- WHAT IS REQUIRED: Please tally the lines below that contain the string "thumb" and reply with that figure only.

- EXERCISE DATA:
────────────────────

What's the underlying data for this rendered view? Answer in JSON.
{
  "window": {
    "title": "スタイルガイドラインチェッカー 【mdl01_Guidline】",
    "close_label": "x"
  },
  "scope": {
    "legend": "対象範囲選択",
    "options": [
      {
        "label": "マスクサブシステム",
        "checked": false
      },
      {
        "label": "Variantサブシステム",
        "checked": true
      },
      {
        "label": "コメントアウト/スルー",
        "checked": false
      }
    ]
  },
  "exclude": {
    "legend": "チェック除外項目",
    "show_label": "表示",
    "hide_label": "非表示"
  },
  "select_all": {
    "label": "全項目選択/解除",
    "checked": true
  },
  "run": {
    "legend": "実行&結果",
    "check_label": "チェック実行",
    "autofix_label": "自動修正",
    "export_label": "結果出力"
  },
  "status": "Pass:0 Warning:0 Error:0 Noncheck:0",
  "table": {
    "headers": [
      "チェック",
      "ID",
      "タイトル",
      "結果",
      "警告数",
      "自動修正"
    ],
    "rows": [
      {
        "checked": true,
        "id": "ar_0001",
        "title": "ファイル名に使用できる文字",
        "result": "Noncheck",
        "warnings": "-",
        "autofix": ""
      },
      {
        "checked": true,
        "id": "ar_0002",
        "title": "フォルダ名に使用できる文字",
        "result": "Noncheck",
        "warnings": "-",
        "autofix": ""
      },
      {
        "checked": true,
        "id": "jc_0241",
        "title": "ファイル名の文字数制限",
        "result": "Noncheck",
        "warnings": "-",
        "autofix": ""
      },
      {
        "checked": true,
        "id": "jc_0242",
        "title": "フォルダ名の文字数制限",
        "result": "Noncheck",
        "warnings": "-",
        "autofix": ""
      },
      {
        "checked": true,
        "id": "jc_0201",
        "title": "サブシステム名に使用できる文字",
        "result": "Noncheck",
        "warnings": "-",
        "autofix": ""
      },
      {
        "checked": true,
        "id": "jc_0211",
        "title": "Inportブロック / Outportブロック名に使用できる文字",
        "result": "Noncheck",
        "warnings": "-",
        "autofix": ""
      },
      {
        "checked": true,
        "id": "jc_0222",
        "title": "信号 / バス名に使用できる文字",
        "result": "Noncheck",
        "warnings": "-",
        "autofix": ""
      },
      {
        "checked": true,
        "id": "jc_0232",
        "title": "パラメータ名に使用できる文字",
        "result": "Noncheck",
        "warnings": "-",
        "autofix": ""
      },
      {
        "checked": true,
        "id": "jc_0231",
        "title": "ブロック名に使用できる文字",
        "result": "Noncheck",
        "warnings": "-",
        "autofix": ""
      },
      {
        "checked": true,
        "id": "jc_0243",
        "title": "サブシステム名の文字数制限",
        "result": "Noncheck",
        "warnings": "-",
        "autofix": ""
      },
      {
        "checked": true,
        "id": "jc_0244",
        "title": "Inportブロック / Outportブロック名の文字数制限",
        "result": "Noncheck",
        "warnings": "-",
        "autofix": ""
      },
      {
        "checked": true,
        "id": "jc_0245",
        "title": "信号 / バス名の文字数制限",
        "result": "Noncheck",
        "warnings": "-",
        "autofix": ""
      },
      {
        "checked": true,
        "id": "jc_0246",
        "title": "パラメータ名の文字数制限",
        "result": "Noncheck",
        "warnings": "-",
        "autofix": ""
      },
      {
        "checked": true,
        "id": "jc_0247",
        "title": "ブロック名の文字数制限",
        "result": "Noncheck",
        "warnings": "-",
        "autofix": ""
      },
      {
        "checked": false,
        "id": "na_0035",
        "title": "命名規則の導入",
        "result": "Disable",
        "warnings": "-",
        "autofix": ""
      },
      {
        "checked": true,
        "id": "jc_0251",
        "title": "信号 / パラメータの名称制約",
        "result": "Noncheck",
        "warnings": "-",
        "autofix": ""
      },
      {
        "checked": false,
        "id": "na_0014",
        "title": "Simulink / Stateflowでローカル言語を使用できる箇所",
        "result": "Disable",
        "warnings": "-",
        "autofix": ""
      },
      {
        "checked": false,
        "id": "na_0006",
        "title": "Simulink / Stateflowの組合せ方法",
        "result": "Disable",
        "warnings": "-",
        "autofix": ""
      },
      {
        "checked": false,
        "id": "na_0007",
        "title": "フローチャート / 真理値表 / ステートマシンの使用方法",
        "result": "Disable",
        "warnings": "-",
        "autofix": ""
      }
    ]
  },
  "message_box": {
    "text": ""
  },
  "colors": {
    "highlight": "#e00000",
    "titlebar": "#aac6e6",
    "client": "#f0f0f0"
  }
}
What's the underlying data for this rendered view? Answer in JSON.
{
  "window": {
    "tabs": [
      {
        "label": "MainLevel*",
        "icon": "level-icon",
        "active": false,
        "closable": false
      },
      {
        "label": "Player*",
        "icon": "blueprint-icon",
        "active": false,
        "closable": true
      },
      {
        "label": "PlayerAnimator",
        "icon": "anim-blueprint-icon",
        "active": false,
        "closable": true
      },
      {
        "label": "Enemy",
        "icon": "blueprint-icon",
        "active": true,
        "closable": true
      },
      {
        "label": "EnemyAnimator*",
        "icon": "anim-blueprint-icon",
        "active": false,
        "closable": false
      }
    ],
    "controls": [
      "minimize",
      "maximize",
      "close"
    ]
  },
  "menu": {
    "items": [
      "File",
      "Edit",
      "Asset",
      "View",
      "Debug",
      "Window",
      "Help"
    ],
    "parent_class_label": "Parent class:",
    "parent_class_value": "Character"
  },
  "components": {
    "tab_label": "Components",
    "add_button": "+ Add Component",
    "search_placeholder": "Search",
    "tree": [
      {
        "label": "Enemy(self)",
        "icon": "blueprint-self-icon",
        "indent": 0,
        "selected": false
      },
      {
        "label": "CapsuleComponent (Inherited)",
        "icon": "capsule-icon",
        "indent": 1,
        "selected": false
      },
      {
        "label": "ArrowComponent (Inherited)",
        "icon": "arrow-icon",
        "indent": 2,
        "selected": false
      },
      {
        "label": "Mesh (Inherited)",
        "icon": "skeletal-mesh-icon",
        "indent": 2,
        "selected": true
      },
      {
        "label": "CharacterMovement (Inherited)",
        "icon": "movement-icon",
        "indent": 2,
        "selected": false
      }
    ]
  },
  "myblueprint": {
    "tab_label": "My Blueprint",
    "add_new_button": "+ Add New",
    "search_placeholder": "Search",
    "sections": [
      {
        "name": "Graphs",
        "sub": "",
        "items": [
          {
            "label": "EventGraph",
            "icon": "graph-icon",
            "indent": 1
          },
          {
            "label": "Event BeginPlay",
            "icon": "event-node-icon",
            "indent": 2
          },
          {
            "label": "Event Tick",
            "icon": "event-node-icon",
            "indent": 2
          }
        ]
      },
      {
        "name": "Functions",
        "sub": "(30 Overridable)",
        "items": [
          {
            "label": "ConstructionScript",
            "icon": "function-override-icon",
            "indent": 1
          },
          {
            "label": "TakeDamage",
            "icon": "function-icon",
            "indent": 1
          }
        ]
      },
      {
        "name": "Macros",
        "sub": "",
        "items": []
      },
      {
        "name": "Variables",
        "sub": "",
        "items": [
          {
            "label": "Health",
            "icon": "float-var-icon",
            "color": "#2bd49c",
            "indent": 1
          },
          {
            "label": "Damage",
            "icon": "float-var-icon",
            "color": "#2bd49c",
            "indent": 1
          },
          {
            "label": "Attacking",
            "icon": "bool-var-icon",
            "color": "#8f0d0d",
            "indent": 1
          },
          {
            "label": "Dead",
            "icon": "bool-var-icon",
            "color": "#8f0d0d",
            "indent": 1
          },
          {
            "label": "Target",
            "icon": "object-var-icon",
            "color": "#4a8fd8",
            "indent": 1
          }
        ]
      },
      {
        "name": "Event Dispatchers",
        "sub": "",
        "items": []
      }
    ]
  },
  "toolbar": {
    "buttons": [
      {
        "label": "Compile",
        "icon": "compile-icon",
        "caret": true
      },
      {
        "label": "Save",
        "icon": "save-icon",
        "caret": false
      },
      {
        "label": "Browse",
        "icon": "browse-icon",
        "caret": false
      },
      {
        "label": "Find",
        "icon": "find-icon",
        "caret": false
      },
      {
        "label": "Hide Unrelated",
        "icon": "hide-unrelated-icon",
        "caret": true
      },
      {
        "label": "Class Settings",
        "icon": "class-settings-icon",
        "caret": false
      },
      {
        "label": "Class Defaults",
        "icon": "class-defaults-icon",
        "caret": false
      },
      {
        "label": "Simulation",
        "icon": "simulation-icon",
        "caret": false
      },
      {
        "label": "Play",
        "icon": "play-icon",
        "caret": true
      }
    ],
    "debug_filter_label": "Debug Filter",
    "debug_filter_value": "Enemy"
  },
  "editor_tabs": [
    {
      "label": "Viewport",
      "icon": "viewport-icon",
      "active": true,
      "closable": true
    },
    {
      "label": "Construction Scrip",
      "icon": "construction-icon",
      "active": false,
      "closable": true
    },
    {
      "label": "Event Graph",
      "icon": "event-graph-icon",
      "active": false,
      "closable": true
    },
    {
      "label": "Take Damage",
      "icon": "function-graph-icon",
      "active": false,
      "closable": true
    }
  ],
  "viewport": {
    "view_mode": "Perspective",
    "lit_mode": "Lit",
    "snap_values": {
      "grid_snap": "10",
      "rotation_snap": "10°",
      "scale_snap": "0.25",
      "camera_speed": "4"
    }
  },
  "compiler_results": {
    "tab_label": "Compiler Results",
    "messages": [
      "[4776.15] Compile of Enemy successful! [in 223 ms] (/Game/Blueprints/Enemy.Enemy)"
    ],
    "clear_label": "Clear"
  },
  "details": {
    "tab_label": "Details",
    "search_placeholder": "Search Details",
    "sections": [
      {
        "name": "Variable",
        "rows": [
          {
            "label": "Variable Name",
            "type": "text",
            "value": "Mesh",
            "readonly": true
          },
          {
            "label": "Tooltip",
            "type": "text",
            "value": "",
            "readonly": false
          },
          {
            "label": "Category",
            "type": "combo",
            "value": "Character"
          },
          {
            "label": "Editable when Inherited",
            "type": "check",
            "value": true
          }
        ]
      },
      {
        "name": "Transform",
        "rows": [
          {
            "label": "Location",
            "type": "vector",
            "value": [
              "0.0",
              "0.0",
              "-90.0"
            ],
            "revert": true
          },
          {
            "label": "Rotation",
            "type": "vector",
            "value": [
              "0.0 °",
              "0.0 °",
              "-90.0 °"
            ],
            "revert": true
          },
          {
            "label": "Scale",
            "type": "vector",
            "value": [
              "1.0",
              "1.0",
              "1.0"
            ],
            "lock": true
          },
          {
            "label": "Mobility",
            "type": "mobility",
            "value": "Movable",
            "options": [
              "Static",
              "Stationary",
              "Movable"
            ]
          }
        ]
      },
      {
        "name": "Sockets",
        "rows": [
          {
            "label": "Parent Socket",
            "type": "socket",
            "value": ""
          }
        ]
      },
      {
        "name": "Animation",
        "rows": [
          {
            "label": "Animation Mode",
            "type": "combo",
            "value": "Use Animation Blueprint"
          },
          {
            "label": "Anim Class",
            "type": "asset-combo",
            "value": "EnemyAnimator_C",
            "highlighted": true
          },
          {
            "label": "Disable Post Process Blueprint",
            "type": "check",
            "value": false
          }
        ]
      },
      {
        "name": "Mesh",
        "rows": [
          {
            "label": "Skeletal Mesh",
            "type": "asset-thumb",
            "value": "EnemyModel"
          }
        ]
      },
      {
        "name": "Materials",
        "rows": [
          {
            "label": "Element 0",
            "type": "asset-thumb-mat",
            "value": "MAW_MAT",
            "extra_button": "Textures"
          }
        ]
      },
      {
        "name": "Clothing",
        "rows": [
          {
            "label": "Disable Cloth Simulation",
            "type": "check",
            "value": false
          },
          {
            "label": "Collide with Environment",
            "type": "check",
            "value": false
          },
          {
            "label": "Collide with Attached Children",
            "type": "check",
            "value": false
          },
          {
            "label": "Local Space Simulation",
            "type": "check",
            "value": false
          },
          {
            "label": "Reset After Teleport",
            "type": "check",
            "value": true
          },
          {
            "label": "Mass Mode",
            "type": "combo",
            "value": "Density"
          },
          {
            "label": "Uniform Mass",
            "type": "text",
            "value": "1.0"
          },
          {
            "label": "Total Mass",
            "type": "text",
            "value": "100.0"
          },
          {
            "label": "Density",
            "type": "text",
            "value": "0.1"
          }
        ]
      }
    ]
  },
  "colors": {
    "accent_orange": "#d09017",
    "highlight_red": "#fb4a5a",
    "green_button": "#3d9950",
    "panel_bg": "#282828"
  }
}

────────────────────

- REPLY TO THE EXERCISE: 2